§ Task directions: Pictures do not belong in the copy; retype the records below exactly.

§ Data supplied:

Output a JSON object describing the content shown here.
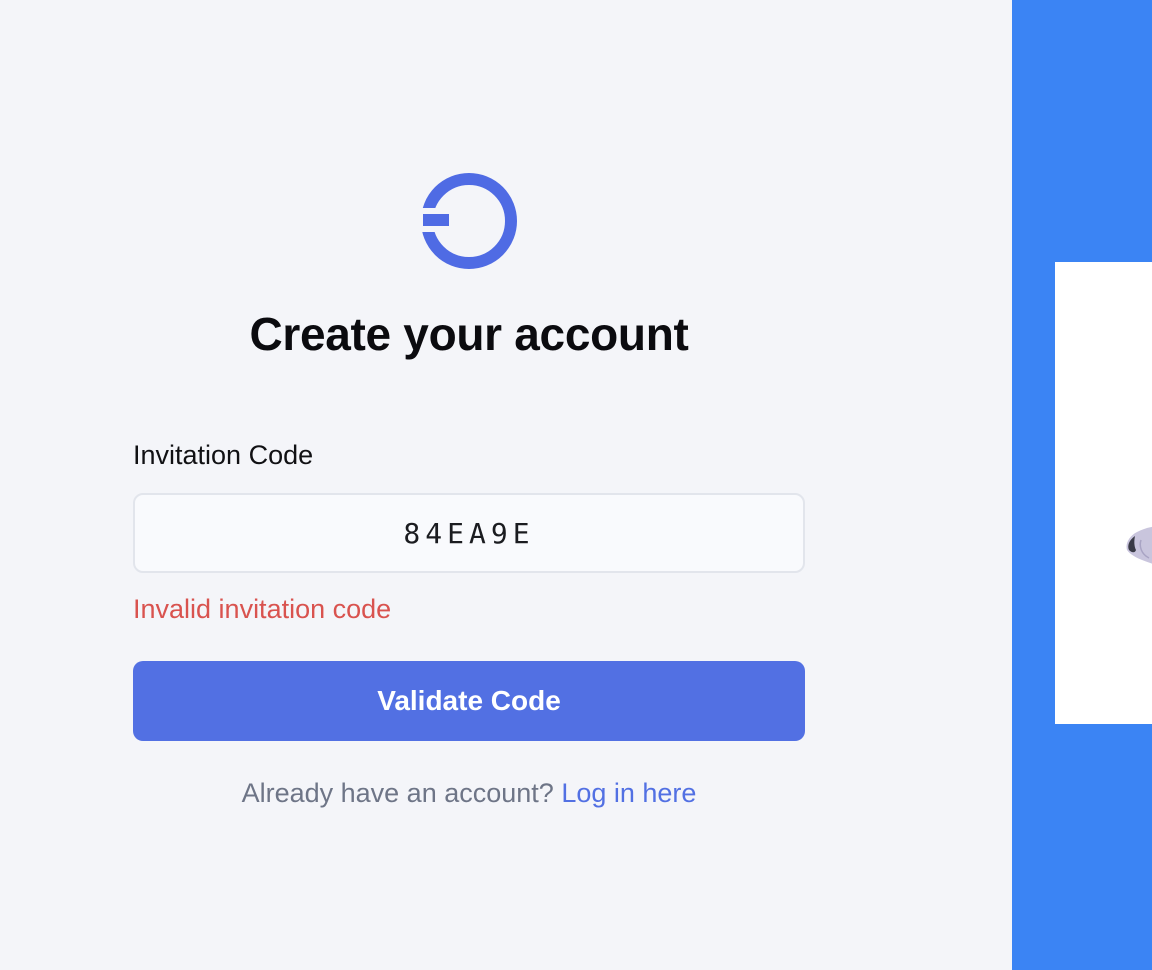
{
  "page": {
    "title": "Create your account"
  },
  "logo": {
    "icon": "circle-logo-icon",
    "color": "#4f6be4"
  },
  "form": {
    "field_label": "Invitation Code",
    "code_value": "84EA9E",
    "error_message": "Invalid invitation code",
    "submit_label": "Validate Code"
  },
  "footer": {
    "prompt": "Already have an account?",
    "login_link": "Log in here"
  },
  "colors": {
    "background": "#f4f5f9",
    "accent": "#5270e3",
    "error": "#d9534f",
    "side_panel": "#3b84f4"
  }
}
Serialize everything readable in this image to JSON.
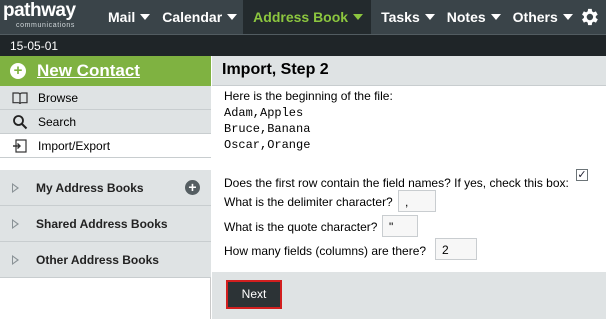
{
  "logo": {
    "word": "pathway",
    "sub": "communications"
  },
  "nav": {
    "items": [
      {
        "label": "Mail"
      },
      {
        "label": "Calendar"
      },
      {
        "label": "Address Book"
      },
      {
        "label": "Tasks"
      },
      {
        "label": "Notes"
      },
      {
        "label": "Others"
      }
    ],
    "active": "Address Book"
  },
  "date": "15-05-01",
  "sidebar": {
    "new_contact": "New Contact",
    "menu": [
      {
        "label": "Browse",
        "icon": "book-icon"
      },
      {
        "label": "Search",
        "icon": "search-icon"
      },
      {
        "label": "Import/Export",
        "icon": "import-export-icon"
      }
    ],
    "sections": [
      {
        "label": "My Address Books"
      },
      {
        "label": "Shared Address Books"
      },
      {
        "label": "Other Address Books"
      }
    ]
  },
  "main": {
    "title": "Import, Step 2",
    "intro": "Here is the beginning of the file:",
    "file_lines": [
      "Adam,Apples",
      "Bruce,Banana",
      "Oscar,Orange"
    ],
    "q_field_names": "Does the first row contain the field names? If yes, check this box:",
    "field_names_checked": true,
    "q_delimiter": "What is the delimiter character?",
    "delimiter_value": ",",
    "q_quote": "What is the quote character?",
    "quote_value": "\"",
    "q_fields": "How many fields (columns) are there?",
    "fields_value": "2",
    "next_label": "Next"
  },
  "colors": {
    "topbar": "#3a4449",
    "accent_green": "#8cc63f",
    "new_contact_green": "#7fb241",
    "highlight_red": "#d21f1f"
  }
}
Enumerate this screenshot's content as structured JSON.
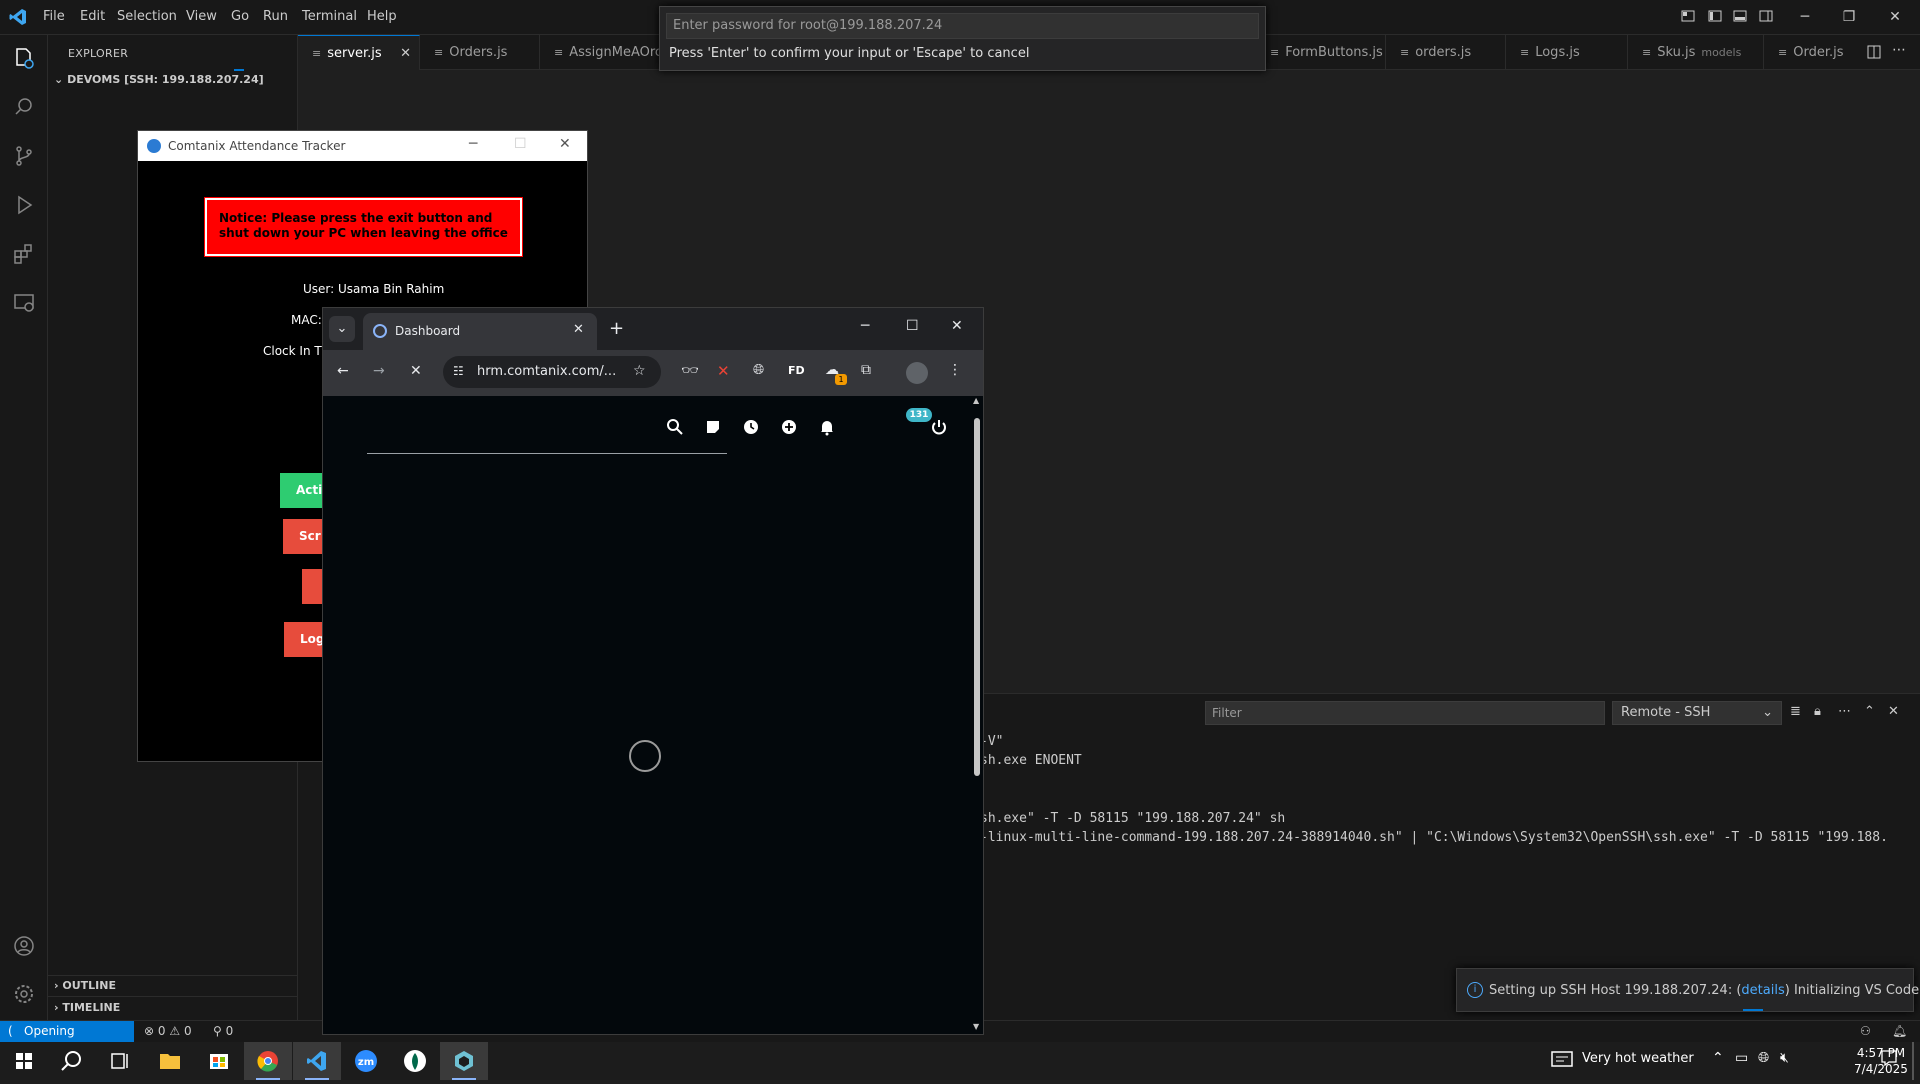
{
  "vscode": {
    "menu": [
      "File",
      "Edit",
      "Selection",
      "View",
      "Go",
      "Run",
      "Terminal",
      "Help"
    ],
    "quick_input": {
      "placeholder": "Enter password for root@199.188.207.24",
      "message": "Press 'Enter' to confirm your input or 'Escape' to cancel"
    },
    "sidebar": {
      "title": "EXPLORER",
      "workspace": "DEVOMS [SSH: 199.188.207.24]",
      "outline": "OUTLINE",
      "timeline": "TIMELINE"
    },
    "tabs": [
      {
        "label": "server.js",
        "active": true,
        "close": "✕"
      },
      {
        "label": "Orders.js"
      },
      {
        "label": "AssignMeAOrc"
      },
      {
        "label": "FormButtons.js"
      },
      {
        "label": "orders.js"
      },
      {
        "label": "Logs.js"
      },
      {
        "label": "Sku.js",
        "suffix": "models"
      },
      {
        "label": "Order.js"
      }
    ],
    "panel": {
      "filter_placeholder": "Filter",
      "source": "Remote - SSH",
      "lines": [
        "-V\"",
        "sh.exe ENOENT",
        "",
        "",
        "",
        "sh.exe\" -T -D 58115 \"199.188.207.24\" sh",
        "-linux-multi-line-command-199.188.207.24-388914040.sh\" | \"C:\\Windows\\System32\\OpenSSH\\ssh.exe\" -T -D 58115 \"199.188."
      ]
    },
    "notification": {
      "prefix": "Setting up SSH Host 199.188.207.24: (",
      "link": "details",
      "suffix": ") Initializing VS Code Server"
    },
    "statusbar": {
      "remote": "Opening Remote...",
      "errors": "0",
      "warnings": "0",
      "ports": "0"
    }
  },
  "tracker": {
    "title": "Comtanix Attendance Tracker",
    "notice": "Notice: Please press the exit button and shut down your PC when leaving the office",
    "user": "User: Usama Bin Rahim",
    "mac": "MAC:",
    "clock_in": "Clock In Tir",
    "buttons": [
      "Acti",
      "Scr",
      "",
      "Log"
    ]
  },
  "chrome": {
    "tab_title": "Dashboard",
    "url": "hrm.comtanix.com/...",
    "notification_count": "131",
    "ext_badge": "1",
    "fd_label": "FD"
  },
  "taskbar": {
    "weather": "Very hot weather",
    "time": "4:57 PM",
    "date": "7/4/2025"
  },
  "colors": {
    "accent": "#0078d4",
    "notice_bg": "#ff0000",
    "green_button": "#2ecc71",
    "red_button": "#e74c3c",
    "badge": "#3fb6c8"
  }
}
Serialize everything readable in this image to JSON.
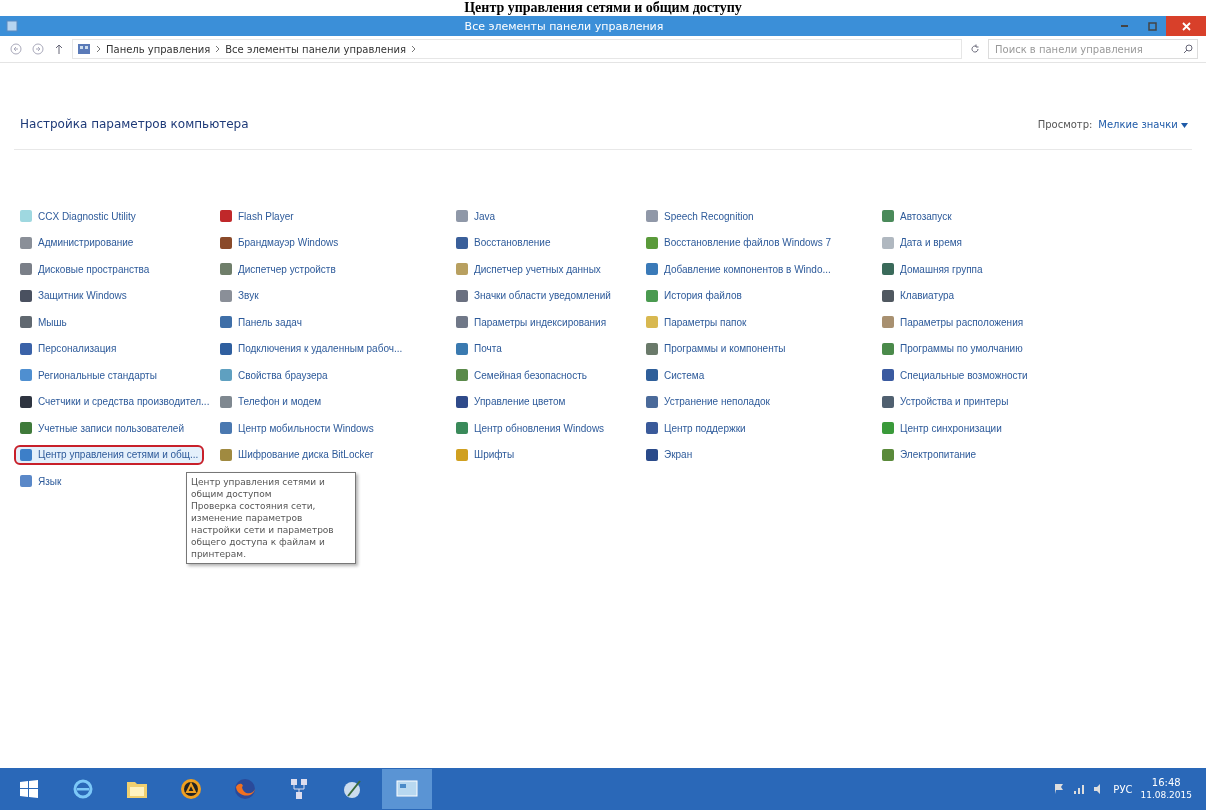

§ Finished task:
Output a JSON object describing the content shown here.
{
  "page": {
    "title": "Create your account"
  },
  "logo": {
    "icon": "circle-logo-icon",
    "color": "#4f6be4"
  },
  "form": {
    "field_label": "Invitation Code",
    "code_value": "84EA9E",
    "error_message": "Invalid invitation code",
    "submit_label": "Validate Code"
  },
  "footer": {
    "prompt": "Already have an account?",
    "login_link": "Log in here"
  },
  "colors": {
    "background": "#f4f5f9",
    "accent": "#5270e3",
    "error": "#d9534f",
    "side_panel": "#3b84f4"
  }
}
Serialize everything readable in this image to JSON.
{
  "logo": {
    "word": "pathway",
    "sub": "communications"
  },
  "nav": {
    "items": [
      {
        "label": "Mail"
      },
      {
        "label": "Calendar"
      },
      {
        "label": "Address Book"
      },
      {
        "label": "Tasks"
      },
      {
        "label": "Notes"
      },
      {
        "label": "Others"
      }
    ],
    "active": "Address Book"
  },
  "date": "15-05-01",
  "sidebar": {
    "new_contact": "New Contact",
    "menu": [
      {
        "label": "Browse",
        "icon": "book-icon"
      },
      {
        "label": "Search",
        "icon": "search-icon"
      },
      {
        "label": "Import/Export",
        "icon": "import-export-icon"
      }
    ],
    "sections": [
      {
        "label": "My Address Books"
      },
      {
        "label": "Shared Address Books"
      },
      {
        "label": "Other Address Books"
      }
    ]
  },
  "main": {
    "title": "Import, Step 2",
    "intro": "Here is the beginning of the file:",
    "file_lines": [
      "Adam,Apples",
      "Bruce,Banana",
      "Oscar,Orange"
    ],
    "q_field_names": "Does the first row contain the field names? If yes, check this box:",
    "field_names_checked": true,
    "q_delimiter": "What is the delimiter character?",
    "delimiter_value": ",",
    "q_quote": "What is the quote character?",
    "quote_value": "\"",
    "q_fields": "How many fields (columns) are there?",
    "fields_value": "2",
    "next_label": "Next"
  },
  "colors": {
    "topbar": "#3a4449",
    "accent_green": "#8cc63f",
    "new_contact_green": "#7fb241",
    "highlight_red": "#d21f1f"
  }
}
Enumerate this screenshot's content as structured JSON.
{
  "vscode": {
    "menu": [
      "File",
      "Edit",
      "Selection",
      "View",
      "Go",
      "Run",
      "Terminal",
      "Help"
    ],
    "quick_input": {
      "placeholder": "Enter password for root@199.188.207.24",
      "message": "Press 'Enter' to confirm your input or 'Escape' to cancel"
    },
    "sidebar": {
      "title": "EXPLORER",
      "workspace": "DEVOMS [SSH: 199.188.207.24]",
      "outline": "OUTLINE",
      "timeline": "TIMELINE"
    },
    "tabs": [
      {
        "label": "server.js",
        "active": true,
        "close": "✕"
      },
      {
        "label": "Orders.js"
      },
      {
        "label": "AssignMeAOrc"
      },
      {
        "label": "FormButtons.js"
      },
      {
        "label": "orders.js"
      },
      {
        "label": "Logs.js"
      },
      {
        "label": "Sku.js",
        "suffix": "models"
      },
      {
        "label": "Order.js"
      }
    ],
    "panel": {
      "filter_placeholder": "Filter",
      "source": "Remote - SSH",
      "lines": [
        "-V\"",
        "sh.exe ENOENT",
        "",
        "",
        "",
        "sh.exe\" -T -D 58115 \"199.188.207.24\" sh",
        "-linux-multi-line-command-199.188.207.24-388914040.sh\" | \"C:\\Windows\\System32\\OpenSSH\\ssh.exe\" -T -D 58115 \"199.188."
      ]
    },
    "notification": {
      "prefix": "Setting up SSH Host 199.188.207.24: (",
      "link": "details",
      "suffix": ") Initializing VS Code Server"
    },
    "statusbar": {
      "remote": "Opening Remote...",
      "errors": "0",
      "warnings": "0",
      "ports": "0"
    }
  },
  "tracker": {
    "title": "Comtanix Attendance Tracker",
    "notice": "Notice: Please press the exit button and shut down your PC when leaving the office",
    "user": "User: Usama Bin Rahim",
    "mac": "MAC:",
    "clock_in": "Clock In Tir",
    "buttons": [
      "Acti",
      "Scr",
      "",
      "Log"
    ]
  },
  "chrome": {
    "tab_title": "Dashboard",
    "url": "hrm.comtanix.com/...",
    "notification_count": "131",
    "ext_badge": "1",
    "fd_label": "FD"
  },
  "taskbar": {
    "weather": "Very hot weather",
    "time": "4:57 PM",
    "date": "7/4/2025"
  },
  "colors": {
    "accent": "#0078d4",
    "notice_bg": "#ff0000",
    "green_button": "#2ecc71",
    "red_button": "#e74c3c",
    "badge": "#3fb6c8"
  }
}
Serialize everything readable in this image to JSON.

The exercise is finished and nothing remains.